** About this task **
Each entry must be given again exactly as it appears, with images excluded.

(Data records for software interfaces)
• • • •
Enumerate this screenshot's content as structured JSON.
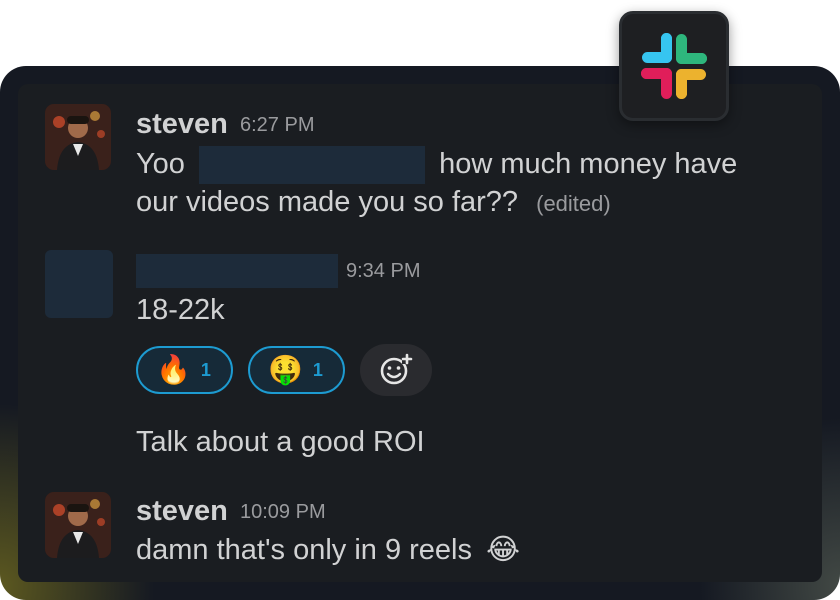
{
  "messages": [
    {
      "author": "steven",
      "time": "6:27 PM",
      "text_before": "Yoo",
      "text_after": "how much money have",
      "text_line2": "our videos made you so far??",
      "edited": "(edited)"
    },
    {
      "time": "9:34 PM",
      "text": "18-22k",
      "reactions": [
        {
          "emoji": "🔥",
          "count": "1"
        },
        {
          "emoji": "🤑",
          "count": "1"
        }
      ],
      "followup": "Talk about a good ROI"
    },
    {
      "author": "steven",
      "time": "10:09 PM",
      "text": "damn that's only in 9 reels",
      "emoji": "😂"
    }
  ],
  "icons": {
    "slack": "slack-logo-icon",
    "add_reaction": "add-reaction-icon"
  },
  "colors": {
    "background": "#1a1d21",
    "reaction_border": "#1d9bd1",
    "text": "#d1d2d3",
    "muted": "#9a9b9e"
  }
}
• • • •
** Response below **
Enumerate this screenshot's content as structured JSON.
{
  "messages": [
    {
      "author": "steven",
      "time": "6:27 PM",
      "text_before": "Yoo",
      "text_after": "how much money have",
      "text_line2": "our videos made you so far??",
      "edited": "(edited)"
    },
    {
      "time": "9:34 PM",
      "text": "18-22k",
      "reactions": [
        {
          "emoji": "🔥",
          "count": "1"
        },
        {
          "emoji": "🤑",
          "count": "1"
        }
      ],
      "followup": "Talk about a good ROI"
    },
    {
      "author": "steven",
      "time": "10:09 PM",
      "text": "damn that's only in 9 reels",
      "emoji": "😂"
    }
  ],
  "icons": {
    "slack": "slack-logo-icon",
    "add_reaction": "add-reaction-icon"
  },
  "colors": {
    "background": "#1a1d21",
    "reaction_border": "#1d9bd1",
    "text": "#d1d2d3",
    "muted": "#9a9b9e"
  }
}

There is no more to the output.